_Task to carry out:_
Nothing in the records may be left out or altered; reproduce them all exactly.

--------------------

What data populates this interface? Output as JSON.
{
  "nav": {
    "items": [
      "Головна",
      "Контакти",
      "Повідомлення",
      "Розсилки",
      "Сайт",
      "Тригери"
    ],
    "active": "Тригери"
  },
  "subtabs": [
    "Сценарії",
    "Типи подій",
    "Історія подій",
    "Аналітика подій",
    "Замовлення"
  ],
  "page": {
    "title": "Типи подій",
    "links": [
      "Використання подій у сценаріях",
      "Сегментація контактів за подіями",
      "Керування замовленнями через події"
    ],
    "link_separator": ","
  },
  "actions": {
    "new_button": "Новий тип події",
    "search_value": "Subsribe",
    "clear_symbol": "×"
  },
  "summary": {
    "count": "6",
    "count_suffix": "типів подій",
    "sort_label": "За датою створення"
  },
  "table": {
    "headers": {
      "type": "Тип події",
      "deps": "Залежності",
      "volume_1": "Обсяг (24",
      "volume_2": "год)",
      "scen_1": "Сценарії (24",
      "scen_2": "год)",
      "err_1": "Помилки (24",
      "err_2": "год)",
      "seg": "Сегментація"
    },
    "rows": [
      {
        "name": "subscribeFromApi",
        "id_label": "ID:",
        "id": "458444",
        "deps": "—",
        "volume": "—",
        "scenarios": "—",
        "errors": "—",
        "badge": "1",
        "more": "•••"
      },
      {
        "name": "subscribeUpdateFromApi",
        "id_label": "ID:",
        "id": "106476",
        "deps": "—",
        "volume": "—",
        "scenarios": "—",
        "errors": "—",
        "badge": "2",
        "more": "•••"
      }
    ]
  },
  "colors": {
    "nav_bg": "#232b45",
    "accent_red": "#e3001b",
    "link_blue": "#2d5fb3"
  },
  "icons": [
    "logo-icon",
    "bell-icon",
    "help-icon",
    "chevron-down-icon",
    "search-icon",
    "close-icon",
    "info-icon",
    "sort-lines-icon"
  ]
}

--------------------

_Answer box:_
What data populates this interface? Output as JSON.
{
  "nav": {
    "items": [
      "Головна",
      "Контакти",
      "Повідомлення",
      "Розсилки",
      "Сайт",
      "Тригери"
    ],
    "active": "Тригери"
  },
  "subtabs": [
    "Сценарії",
    "Типи подій",
    "Історія подій",
    "Аналітика подій",
    "Замовлення"
  ],
  "page": {
    "title": "Типи подій",
    "links": [
      "Використання подій у сценаріях",
      "Сегментація контактів за подіями",
      "Керування замовленнями через події"
    ],
    "link_separator": ","
  },
  "actions": {
    "new_button": "Новий тип події",
    "search_value": "Subsribe",
    "clear_symbol": "×"
  },
  "summary": {
    "count": "6",
    "count_suffix": "типів подій",
    "sort_label": "За датою створення"
  },
  "table": {
    "headers": {
      "type": "Тип події",
      "deps": "Залежності",
      "volume_1": "Обсяг (24",
      "volume_2": "год)",
      "scen_1": "Сценарії (24",
      "scen_2": "год)",
      "err_1": "Помилки (24",
      "err_2": "год)",
      "seg": "Сегментація"
    },
    "rows": [
      {
        "name": "subscribeFromApi",
        "id_label": "ID:",
        "id": "458444",
        "deps": "—",
        "volume": "—",
        "scenarios": "—",
        "errors": "—",
        "badge": "1",
        "more": "•••"
      },
      {
        "name": "subscribeUpdateFromApi",
        "id_label": "ID:",
        "id": "106476",
        "deps": "—",
        "volume": "—",
        "scenarios": "—",
        "errors": "—",
        "badge": "2",
        "more": "•••"
      }
    ]
  },
  "colors": {
    "nav_bg": "#232b45",
    "accent_red": "#e3001b",
    "link_blue": "#2d5fb3"
  },
  "icons": [
    "logo-icon",
    "bell-icon",
    "help-icon",
    "chevron-down-icon",
    "search-icon",
    "close-icon",
    "info-icon",
    "sort-lines-icon"
  ]
}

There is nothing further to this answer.